I made a counselling appointment through a suicide hotline within a few days of that low point. At the appointment, I rolled out my problems on the bright red carpet of the office until I lost the energy to speak. The counsellor told me to get more vitamin D and sent me on my way. I felt pathetic, and a little ripped off, but also relieved. Talking felt so good. That appointment taught me the magic of talking: how it makes everything real and thus easier to deal with. I had no one to talk to, so I bought a notebook. I couldn’t continue bottling everything up until my inevitable burst; that way of living was not healthy.
Grandma Jane died just over a week after my appointment.
Time doesn’t stop when you die; other people are left with the mess. After being exposed to said mess, I lost the desire to leave one. I didn’t want to die anymore because that would be too painful of an event for my family, but I didn’t want to be alive because it was proving too painful for me. During the last half of 2015, I was simply lost.
Slowly I bounced back, from everything. I found friends, and a way to be alone without hating myself for it. I discovered how to enjoy the shimmering of the present, instead of wishing for grotesque escapes. I walked out of my abusive friendship with living scars, but still intact. And finally, I fell in with people who I enjoyed listening to and who let me talk.
Even though I still have those days where my bones fill with lead, and a foggy despair washes over my body, I can, and do, enjoy life now.
Finding “joie de vivre” meant I had to reconcile the fact that someone I loved dearly no longer had that pleasure. I couldn’t get caught up in these crushing realizations; life was moving on and I had to follow it. No matter how ugly some of those changes were.
I know that she wouldn’t like the fact that I don’t go to church, that I swear like a sailor, that I hold grudges, or that my mom never made me play piano, and most of all she wouldn’t like that her loss still hurts me. I also know that she didn’t care that much about making sure that I was the perfect granddaughter. She was content to let me explore my capabilities.
She loved that I wore lipstick, that I sang the lullabies she taught me, that I treasured the knickknacks she gave me and the stories she told, and that, to my mother’s dismay, I fold napkins like she taught me. That woman was so full of love and pride; she had infinite admiration for the small things. She would be so proud of me. I spoke to her almost every day. She listened, and in turn I learned how to listen to others. She was never aware of the fact that she taught me how to laugh raucously as well. When we talked I was energetic, and her voice was honey, golden and soft. That absence stings the most. I’m romanticizing her, I know that. She deserves it. She helped me grow into who I am today, both pre and post mortem. I’ll have to keep growing up without her, and that’s okay. She’ll never be gone from me completely, and that’s okay too (I never want her to leave). A year and a half later I’m still healing.
And I still miss her.

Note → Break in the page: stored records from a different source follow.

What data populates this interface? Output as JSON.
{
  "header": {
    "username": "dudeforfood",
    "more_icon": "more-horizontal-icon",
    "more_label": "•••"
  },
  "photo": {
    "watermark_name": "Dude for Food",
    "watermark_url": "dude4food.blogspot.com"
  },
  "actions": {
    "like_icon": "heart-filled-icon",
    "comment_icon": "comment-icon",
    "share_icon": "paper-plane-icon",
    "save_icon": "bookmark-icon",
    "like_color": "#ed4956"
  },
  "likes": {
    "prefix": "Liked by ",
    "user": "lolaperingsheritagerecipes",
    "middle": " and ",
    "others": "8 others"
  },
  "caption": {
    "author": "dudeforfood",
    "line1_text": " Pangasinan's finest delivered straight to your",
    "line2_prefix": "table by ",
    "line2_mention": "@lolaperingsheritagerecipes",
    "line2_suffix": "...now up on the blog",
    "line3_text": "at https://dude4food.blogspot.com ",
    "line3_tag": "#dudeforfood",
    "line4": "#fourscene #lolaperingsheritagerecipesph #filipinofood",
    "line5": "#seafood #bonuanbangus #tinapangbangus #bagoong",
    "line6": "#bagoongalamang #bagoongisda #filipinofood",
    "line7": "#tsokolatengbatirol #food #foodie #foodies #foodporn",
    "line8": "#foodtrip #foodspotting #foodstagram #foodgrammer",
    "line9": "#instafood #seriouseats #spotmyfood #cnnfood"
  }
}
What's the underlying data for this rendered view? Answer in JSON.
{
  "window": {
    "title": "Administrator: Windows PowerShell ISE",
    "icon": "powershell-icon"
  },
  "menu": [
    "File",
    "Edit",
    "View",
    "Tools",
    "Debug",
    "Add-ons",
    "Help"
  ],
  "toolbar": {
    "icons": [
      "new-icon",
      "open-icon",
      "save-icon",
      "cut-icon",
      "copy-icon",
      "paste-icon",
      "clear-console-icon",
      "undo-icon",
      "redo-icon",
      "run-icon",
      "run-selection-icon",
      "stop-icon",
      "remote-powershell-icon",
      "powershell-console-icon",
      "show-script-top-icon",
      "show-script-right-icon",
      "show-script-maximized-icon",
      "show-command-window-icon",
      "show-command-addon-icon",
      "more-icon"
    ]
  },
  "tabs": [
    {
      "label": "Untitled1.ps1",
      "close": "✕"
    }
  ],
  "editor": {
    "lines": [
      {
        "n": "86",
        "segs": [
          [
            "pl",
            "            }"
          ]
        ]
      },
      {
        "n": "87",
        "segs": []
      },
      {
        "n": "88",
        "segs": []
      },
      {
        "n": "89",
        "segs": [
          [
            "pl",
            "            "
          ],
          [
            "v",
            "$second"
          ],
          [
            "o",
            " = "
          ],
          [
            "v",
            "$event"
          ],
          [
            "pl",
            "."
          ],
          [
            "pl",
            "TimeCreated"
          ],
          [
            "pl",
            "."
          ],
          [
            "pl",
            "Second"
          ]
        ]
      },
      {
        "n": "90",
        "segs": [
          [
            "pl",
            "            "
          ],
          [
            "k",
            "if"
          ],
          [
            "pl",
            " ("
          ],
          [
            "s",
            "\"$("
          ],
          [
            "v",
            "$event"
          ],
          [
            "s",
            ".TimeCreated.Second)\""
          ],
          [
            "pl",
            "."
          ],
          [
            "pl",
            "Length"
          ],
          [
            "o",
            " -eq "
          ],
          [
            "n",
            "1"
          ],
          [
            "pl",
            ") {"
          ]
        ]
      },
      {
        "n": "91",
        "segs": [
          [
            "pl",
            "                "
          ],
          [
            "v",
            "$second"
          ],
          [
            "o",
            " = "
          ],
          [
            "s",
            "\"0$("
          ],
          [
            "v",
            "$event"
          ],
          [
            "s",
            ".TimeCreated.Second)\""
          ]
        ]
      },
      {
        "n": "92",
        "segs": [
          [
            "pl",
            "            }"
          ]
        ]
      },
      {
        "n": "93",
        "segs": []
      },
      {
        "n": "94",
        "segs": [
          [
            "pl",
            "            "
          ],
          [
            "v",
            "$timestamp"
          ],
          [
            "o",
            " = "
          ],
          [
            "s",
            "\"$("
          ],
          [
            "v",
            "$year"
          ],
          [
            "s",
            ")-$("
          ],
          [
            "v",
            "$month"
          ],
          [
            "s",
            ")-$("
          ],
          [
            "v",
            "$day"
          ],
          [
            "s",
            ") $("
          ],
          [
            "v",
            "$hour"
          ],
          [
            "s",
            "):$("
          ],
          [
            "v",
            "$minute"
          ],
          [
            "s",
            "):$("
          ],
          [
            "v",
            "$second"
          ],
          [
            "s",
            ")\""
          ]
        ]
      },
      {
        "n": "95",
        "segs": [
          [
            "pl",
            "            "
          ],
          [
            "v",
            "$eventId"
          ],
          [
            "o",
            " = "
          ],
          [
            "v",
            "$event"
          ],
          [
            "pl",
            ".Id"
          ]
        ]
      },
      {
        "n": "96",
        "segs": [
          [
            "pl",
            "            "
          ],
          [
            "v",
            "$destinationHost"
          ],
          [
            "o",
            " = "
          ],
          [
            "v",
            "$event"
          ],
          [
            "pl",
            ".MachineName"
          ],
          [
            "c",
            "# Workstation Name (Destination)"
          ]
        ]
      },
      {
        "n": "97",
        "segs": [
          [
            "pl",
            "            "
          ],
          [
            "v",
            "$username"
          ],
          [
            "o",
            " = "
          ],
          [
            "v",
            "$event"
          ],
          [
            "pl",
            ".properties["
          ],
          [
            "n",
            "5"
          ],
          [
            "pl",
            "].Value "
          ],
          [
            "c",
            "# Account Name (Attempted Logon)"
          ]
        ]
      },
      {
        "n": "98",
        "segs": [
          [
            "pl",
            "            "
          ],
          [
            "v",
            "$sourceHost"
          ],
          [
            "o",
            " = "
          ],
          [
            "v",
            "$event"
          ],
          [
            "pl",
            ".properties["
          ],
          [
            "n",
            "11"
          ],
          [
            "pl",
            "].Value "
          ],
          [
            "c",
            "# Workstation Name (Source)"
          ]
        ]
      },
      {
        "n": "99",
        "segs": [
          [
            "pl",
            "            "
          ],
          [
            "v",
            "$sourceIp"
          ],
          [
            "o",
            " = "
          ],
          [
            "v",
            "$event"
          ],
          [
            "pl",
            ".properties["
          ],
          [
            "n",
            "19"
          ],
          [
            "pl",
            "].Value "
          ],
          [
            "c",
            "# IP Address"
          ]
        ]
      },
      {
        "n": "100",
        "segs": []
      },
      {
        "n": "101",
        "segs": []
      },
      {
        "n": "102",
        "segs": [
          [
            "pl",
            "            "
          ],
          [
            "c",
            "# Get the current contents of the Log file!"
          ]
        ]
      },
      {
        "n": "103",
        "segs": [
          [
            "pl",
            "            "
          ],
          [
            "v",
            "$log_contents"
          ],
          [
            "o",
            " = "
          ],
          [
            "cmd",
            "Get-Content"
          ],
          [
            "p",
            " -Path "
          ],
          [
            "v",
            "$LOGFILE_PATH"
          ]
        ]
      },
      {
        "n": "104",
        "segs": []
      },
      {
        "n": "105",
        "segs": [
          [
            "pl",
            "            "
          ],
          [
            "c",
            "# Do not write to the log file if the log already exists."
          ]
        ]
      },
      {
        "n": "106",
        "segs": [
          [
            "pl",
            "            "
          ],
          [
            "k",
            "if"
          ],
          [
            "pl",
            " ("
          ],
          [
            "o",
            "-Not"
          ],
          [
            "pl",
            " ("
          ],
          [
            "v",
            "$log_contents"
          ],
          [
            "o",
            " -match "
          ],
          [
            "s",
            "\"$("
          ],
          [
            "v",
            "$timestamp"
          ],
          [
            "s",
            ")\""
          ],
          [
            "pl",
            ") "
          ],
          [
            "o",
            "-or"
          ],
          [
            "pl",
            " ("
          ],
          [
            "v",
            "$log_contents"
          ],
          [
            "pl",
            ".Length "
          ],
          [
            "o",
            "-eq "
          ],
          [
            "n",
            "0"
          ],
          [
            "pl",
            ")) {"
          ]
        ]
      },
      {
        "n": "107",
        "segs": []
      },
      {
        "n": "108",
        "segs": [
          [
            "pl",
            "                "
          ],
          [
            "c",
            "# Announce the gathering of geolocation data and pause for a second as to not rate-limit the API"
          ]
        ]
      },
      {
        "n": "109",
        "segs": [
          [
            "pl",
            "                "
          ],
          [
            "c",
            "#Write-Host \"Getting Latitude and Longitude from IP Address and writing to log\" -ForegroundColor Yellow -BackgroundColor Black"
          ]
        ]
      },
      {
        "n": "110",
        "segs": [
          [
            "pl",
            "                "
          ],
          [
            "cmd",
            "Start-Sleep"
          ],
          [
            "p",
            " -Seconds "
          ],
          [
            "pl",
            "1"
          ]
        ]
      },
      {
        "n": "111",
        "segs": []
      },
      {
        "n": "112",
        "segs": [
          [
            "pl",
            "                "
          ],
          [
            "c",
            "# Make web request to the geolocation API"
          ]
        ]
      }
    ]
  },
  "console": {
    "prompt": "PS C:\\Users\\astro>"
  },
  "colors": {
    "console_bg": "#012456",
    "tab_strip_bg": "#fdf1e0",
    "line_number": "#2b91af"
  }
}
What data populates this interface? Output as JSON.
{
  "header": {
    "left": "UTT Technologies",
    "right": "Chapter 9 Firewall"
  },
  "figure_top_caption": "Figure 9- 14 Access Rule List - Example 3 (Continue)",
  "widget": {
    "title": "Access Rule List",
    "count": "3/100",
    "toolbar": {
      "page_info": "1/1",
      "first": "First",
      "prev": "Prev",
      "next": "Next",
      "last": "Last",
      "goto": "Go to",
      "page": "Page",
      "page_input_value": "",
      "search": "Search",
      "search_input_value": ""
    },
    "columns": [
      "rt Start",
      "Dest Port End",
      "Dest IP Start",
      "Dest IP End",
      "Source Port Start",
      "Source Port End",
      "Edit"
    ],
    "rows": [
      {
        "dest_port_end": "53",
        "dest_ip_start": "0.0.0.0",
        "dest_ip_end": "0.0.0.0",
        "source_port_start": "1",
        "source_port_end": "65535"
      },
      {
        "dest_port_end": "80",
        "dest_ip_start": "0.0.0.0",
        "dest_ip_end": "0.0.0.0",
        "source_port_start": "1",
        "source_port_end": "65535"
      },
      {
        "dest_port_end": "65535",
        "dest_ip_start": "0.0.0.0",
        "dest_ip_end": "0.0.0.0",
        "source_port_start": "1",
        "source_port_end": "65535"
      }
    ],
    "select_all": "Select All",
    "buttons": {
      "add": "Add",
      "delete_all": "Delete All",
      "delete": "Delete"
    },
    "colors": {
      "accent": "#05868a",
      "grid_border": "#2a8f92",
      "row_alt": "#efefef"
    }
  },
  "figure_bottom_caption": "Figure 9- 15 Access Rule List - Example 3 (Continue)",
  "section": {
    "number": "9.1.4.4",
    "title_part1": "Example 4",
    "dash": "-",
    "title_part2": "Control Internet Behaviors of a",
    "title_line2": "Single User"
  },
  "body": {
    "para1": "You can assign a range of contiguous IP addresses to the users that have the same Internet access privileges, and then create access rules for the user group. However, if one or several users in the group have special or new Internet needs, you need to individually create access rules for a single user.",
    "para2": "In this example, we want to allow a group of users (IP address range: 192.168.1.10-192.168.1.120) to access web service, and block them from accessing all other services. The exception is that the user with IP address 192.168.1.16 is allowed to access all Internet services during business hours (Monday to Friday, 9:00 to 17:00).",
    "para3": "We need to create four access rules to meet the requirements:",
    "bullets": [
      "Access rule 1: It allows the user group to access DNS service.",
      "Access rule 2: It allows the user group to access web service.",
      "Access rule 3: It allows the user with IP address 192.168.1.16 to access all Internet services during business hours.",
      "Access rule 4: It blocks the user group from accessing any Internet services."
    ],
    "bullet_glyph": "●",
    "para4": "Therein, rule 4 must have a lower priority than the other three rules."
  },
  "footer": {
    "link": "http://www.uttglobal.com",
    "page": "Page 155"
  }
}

I remember your face the first time you tried a pumpkin spice latte. Some of my lipstick transferred from the cup to you and it matched the one you were already wearing. I felt like I was supposed to be your granddaughter.
Time doesn’t stop when you die; other people are left with the mess. After being exposed to said mess, I lost the desire to leave one.